Jordan Penney: Each element of “The Lost Sky” seems carefully executed to create a sense of tension. The arrangement consists of guitar and bass, and its relative simplicity and repetition create a gently propulsive rhythm. The vocal melody is an unbroken march through three lengthy verses, and until the chorus Hoop barely allows herself a moment to add a melodic flourish off the end of a word. It has a restless quality. The lyrics suggest the carrying of a haunting burden—“I walk the dark star, the lost sky / Searching for your signal, receive mine”—and neither asks for nor expects redemption. Even the video depicts a disturbing scenario played out again and again, no resolution in sight. A masterpiece of concise and thoughtful songwriting, “The Lost Sky” is also a straightforwardly memorable and appealing song. [9/10]

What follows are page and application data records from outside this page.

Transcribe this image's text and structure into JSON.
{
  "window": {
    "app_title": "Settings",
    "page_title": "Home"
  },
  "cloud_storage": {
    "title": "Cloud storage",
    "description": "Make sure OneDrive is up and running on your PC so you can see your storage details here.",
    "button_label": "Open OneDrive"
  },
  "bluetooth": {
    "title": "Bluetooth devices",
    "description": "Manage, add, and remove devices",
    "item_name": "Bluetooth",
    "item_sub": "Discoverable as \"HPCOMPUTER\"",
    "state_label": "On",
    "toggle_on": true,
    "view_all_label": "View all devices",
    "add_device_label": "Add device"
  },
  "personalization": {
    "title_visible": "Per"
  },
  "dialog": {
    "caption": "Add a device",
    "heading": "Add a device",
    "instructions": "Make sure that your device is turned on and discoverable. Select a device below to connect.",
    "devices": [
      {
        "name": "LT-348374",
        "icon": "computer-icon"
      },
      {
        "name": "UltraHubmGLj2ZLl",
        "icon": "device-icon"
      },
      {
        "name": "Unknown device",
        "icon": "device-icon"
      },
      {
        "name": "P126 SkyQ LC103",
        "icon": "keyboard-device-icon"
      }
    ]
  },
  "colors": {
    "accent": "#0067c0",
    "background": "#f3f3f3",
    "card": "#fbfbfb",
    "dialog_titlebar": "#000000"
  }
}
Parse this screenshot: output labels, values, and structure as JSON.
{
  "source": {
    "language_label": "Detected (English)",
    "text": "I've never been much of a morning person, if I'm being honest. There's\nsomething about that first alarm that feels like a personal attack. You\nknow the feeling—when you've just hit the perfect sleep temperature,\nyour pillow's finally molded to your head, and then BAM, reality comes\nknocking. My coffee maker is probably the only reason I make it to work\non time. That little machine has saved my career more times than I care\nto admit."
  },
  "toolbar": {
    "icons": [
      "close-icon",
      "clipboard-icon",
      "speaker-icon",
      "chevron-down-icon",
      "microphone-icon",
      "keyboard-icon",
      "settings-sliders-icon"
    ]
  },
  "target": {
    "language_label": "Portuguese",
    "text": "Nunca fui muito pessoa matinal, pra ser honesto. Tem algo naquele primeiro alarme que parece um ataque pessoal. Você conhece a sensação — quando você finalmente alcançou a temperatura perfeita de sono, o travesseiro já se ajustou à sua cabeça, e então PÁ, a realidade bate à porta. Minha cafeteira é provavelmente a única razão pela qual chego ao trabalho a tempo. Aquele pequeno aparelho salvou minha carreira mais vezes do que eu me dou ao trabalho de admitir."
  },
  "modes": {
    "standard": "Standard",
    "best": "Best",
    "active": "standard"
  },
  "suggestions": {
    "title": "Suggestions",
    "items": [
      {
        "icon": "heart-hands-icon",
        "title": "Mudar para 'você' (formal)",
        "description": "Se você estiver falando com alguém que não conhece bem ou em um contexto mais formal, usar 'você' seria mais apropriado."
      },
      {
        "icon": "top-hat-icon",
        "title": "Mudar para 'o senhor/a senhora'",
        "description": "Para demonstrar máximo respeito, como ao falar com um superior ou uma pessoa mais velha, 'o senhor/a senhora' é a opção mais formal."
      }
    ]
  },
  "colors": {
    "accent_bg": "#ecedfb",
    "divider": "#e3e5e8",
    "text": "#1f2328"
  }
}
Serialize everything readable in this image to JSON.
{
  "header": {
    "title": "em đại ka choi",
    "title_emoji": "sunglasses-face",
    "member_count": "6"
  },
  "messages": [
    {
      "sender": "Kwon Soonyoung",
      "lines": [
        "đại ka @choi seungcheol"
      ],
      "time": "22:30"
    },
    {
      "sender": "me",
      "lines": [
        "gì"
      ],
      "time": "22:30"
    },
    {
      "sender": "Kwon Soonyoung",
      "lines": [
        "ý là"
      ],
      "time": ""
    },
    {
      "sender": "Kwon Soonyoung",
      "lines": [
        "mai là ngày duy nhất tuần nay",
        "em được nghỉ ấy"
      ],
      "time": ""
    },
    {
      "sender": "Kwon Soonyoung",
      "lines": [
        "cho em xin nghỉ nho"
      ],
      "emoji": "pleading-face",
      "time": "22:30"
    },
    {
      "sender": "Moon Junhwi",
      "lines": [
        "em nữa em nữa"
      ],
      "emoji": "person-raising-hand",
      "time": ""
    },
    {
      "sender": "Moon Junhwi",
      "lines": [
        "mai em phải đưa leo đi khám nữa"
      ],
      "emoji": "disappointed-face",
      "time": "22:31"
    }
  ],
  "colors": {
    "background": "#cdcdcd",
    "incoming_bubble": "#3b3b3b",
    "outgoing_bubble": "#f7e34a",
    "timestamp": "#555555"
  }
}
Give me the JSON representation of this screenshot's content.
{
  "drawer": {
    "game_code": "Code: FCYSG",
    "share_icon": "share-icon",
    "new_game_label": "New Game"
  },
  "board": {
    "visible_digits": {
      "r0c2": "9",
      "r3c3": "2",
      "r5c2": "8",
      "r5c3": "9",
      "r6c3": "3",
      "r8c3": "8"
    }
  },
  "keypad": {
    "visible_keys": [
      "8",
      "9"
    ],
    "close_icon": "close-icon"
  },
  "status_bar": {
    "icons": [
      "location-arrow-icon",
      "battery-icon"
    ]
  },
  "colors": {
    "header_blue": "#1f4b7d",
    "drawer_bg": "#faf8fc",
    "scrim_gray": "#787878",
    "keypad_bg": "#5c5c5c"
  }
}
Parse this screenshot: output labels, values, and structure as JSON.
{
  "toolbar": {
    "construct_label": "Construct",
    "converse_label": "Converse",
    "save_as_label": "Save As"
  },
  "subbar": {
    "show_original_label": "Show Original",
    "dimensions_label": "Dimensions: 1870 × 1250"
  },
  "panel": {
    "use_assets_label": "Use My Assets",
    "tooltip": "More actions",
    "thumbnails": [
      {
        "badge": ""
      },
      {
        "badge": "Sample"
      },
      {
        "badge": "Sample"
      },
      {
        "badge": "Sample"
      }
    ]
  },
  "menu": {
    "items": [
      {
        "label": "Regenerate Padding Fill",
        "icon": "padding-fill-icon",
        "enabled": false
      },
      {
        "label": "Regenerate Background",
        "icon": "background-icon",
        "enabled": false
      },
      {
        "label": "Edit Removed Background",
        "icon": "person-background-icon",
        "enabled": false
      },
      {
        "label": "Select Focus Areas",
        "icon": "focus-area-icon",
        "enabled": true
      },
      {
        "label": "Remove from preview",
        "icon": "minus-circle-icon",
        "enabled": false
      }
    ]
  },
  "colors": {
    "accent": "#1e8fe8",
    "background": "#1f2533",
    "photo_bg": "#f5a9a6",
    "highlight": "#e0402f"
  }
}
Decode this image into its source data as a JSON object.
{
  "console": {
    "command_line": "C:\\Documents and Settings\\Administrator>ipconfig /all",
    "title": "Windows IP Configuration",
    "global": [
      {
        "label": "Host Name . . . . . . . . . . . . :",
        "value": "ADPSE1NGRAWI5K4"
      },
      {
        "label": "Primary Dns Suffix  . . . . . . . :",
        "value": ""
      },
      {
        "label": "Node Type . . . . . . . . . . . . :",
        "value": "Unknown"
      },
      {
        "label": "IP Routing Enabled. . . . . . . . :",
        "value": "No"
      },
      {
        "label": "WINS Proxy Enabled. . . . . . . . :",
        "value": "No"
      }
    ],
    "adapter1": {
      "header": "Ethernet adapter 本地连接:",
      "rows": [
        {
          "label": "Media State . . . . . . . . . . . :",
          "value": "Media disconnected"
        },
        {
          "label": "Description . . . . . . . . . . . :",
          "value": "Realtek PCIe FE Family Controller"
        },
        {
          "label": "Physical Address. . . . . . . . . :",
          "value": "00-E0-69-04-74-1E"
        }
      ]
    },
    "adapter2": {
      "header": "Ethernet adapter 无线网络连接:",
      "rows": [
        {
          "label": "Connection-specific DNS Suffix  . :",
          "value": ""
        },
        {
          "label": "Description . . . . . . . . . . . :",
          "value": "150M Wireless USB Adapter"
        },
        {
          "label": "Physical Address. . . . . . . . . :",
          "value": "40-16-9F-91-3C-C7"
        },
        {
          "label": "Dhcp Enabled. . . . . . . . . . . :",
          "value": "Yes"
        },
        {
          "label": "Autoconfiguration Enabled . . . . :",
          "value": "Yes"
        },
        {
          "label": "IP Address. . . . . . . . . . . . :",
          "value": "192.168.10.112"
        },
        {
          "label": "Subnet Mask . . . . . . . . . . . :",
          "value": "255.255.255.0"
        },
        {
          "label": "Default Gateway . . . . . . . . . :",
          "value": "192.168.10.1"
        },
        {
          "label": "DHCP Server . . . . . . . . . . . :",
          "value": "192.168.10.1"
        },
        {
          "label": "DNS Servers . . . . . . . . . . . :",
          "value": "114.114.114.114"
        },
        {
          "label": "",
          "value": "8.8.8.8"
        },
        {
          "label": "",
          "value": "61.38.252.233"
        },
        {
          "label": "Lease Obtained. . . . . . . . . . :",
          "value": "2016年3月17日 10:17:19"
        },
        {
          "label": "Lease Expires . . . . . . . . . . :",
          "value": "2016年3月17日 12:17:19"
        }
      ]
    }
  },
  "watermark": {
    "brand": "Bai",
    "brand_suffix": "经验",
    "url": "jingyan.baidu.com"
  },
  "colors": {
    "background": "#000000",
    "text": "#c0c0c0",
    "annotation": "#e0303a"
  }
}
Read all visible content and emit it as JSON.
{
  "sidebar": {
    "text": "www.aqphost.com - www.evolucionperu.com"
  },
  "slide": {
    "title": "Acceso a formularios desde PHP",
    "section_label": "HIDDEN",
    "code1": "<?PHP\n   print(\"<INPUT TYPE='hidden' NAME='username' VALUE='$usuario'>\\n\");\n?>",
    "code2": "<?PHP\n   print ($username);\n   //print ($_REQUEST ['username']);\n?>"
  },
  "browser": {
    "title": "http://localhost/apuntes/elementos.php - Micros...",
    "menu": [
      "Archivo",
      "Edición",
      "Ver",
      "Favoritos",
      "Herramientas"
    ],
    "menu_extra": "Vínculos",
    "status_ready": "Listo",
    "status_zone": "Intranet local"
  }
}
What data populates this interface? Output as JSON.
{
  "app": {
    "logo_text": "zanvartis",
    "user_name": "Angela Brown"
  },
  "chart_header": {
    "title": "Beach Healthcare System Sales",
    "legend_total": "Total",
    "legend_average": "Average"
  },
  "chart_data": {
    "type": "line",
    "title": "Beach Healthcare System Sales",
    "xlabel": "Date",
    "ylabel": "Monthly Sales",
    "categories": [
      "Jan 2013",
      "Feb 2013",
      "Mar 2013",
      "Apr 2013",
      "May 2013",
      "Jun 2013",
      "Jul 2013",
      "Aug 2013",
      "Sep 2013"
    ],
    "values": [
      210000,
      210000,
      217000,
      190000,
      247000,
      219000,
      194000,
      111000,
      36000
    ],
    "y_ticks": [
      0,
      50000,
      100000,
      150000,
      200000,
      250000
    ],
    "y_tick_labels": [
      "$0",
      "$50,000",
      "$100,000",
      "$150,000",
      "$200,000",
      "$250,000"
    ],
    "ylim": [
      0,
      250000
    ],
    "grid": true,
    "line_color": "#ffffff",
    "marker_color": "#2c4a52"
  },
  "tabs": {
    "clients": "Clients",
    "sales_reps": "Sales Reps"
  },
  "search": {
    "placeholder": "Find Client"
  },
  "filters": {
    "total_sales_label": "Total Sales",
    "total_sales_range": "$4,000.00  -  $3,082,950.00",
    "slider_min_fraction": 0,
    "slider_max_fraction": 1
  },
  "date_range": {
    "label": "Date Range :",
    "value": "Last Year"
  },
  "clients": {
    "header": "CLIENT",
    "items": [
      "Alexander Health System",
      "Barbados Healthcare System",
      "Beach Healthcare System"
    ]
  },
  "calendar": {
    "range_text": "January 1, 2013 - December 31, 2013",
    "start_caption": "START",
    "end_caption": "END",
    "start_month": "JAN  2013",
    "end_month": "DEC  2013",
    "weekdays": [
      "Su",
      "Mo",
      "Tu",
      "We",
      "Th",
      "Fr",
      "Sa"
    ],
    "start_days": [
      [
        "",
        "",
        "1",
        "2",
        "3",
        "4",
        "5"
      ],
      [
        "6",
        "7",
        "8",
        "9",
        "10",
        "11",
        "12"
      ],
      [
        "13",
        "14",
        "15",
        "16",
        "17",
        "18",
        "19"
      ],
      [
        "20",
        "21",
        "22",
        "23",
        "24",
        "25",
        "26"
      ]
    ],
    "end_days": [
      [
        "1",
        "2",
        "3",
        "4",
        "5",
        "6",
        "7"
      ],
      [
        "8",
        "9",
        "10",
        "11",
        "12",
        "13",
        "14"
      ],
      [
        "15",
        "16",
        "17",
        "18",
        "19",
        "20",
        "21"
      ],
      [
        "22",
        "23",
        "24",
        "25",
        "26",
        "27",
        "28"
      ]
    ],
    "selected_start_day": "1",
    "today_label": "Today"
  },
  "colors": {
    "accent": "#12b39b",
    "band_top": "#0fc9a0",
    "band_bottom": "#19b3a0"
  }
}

Today we are premiering new music from McDougall, “Battle Creek March”. The song is a new take on a piece that the musician first released on his 2010 LP Old New Histories. Built on a gorgeous, cascading banjo figure, the track builds into a fluid but strident trip that marries the power of heavy rock with all the subtlety and restraint of traditional American music.
Sometimes you just need to hear a feel good song to get on by and this week, we need it more than ever. Enter blues/American artist Seth Walker who has a new video for “High Time”, a tune that rollicks joyfully in its New Orleans vibe. Walker laces together NOLA rhythms, some funky piano, and slinky guitar to create this earworm of a song. “High Time” leads off Walker’s recent album Gotta Get Back, and it gets your feet and backfield in motion.
// Sound Affects
"Sharon Jones and Woodie Guthrie knew: great songs belong to everybody.READ the article